When the coordination was updated, the Meadowlands’ final race went off at 11:23 and Woodbine Mohawk trailed nicely thereafter at 11:36. “Because of that, we were expecting $1.5 million Canadian in new money and that’s what we got,” said McLinchey. It worked out for all sides, because I’m sure the Meadowlands wouldn’t have wanted their last race going off at the same time as another track with $1.5 million wagered on a race there.

The case study proves once again the simplistic yet successful formula of extending post times and coordinating to not be on top of competing signals. It’s shown that Woodbine can continue to have successful Hi-5 mandatory payout nights without having to extend the races as late as possible.

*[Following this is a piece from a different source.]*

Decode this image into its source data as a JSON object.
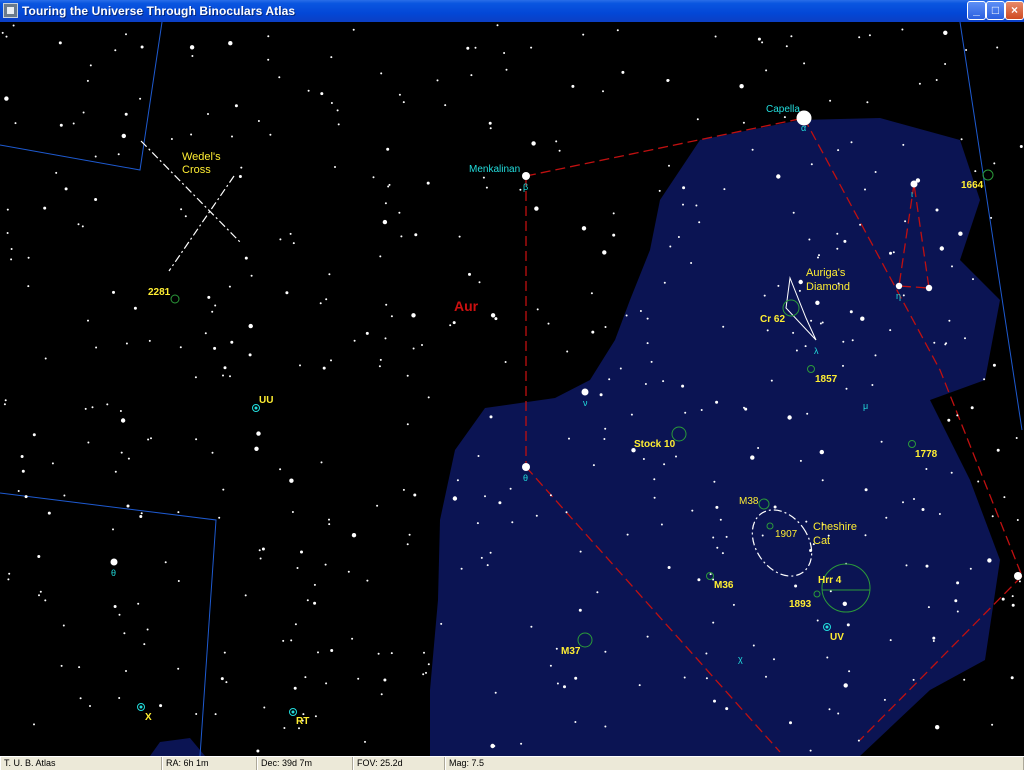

“When we first started doing the mandatory payouts and didn’t realize they were going to be as successful as they were, they were going off at midnight,” said McLinchey. And we kind of thought that worked well because we had the simulcast board to ourselves. But right now, with an earlier post time starting at 7:00, it wasn’t feasible to drag it out that long until midnight, and nor do we have to if we work together and coordinate.”